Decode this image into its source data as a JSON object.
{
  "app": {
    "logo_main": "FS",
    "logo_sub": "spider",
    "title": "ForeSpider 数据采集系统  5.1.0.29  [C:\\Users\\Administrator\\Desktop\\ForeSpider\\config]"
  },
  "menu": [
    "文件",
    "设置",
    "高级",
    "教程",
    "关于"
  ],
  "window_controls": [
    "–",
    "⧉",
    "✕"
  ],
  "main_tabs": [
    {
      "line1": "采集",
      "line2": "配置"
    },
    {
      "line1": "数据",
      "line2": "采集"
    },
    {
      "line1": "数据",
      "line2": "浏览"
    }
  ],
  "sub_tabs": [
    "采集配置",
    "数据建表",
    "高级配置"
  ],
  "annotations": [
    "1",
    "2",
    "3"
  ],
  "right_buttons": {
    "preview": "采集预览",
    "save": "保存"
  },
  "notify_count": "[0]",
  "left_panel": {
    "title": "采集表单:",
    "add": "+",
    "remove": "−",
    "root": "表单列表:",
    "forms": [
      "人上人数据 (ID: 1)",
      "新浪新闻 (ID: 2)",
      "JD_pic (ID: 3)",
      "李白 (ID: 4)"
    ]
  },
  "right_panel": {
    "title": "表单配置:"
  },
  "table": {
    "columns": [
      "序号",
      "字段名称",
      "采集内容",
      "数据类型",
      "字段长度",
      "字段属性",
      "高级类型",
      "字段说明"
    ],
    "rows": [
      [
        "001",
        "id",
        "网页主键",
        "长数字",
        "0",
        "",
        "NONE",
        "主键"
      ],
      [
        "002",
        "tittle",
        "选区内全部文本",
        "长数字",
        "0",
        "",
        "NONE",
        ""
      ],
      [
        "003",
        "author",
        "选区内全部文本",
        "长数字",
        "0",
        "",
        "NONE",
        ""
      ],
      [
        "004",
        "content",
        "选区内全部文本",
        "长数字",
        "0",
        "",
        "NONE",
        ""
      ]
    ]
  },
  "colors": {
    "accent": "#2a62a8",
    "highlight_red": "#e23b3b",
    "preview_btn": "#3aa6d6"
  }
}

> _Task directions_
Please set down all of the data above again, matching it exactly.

> _Task result_
Decode this image into its source data as a JSON object.
{
  "app": {
    "logo_main": "FS",
    "logo_sub": "spider",
    "title": "ForeSpider 数据采集系统  5.1.0.29  [C:\\Users\\Administrator\\Desktop\\ForeSpider\\config]"
  },
  "menu": [
    "文件",
    "设置",
    "高级",
    "教程",
    "关于"
  ],
  "window_controls": [
    "–",
    "⧉",
    "✕"
  ],
  "main_tabs": [
    {
      "line1": "采集",
      "line2": "配置"
    },
    {
      "line1": "数据",
      "line2": "采集"
    },
    {
      "line1": "数据",
      "line2": "浏览"
    }
  ],
  "sub_tabs": [
    "采集配置",
    "数据建表",
    "高级配置"
  ],
  "annotations": [
    "1",
    "2",
    "3"
  ],
  "right_buttons": {
    "preview": "采集预览",
    "save": "保存"
  },
  "notify_count": "[0]",
  "left_panel": {
    "title": "采集表单:",
    "add": "+",
    "remove": "−",
    "root": "表单列表:",
    "forms": [
      "人上人数据 (ID: 1)",
      "新浪新闻 (ID: 2)",
      "JD_pic (ID: 3)",
      "李白 (ID: 4)"
    ]
  },
  "right_panel": {
    "title": "表单配置:"
  },
  "table": {
    "columns": [
      "序号",
      "字段名称",
      "采集内容",
      "数据类型",
      "字段长度",
      "字段属性",
      "高级类型",
      "字段说明"
    ],
    "rows": [
      [
        "001",
        "id",
        "网页主键",
        "长数字",
        "0",
        "",
        "NONE",
        "主键"
      ],
      [
        "002",
        "tittle",
        "选区内全部文本",
        "长数字",
        "0",
        "",
        "NONE",
        ""
      ],
      [
        "003",
        "author",
        "选区内全部文本",
        "长数字",
        "0",
        "",
        "NONE",
        ""
      ],
      [
        "004",
        "content",
        "选区内全部文本",
        "长数字",
        "0",
        "",
        "NONE",
        ""
      ]
    ]
  },
  "colors": {
    "accent": "#2a62a8",
    "highlight_red": "#e23b3b",
    "preview_btn": "#3aa6d6"
  }
}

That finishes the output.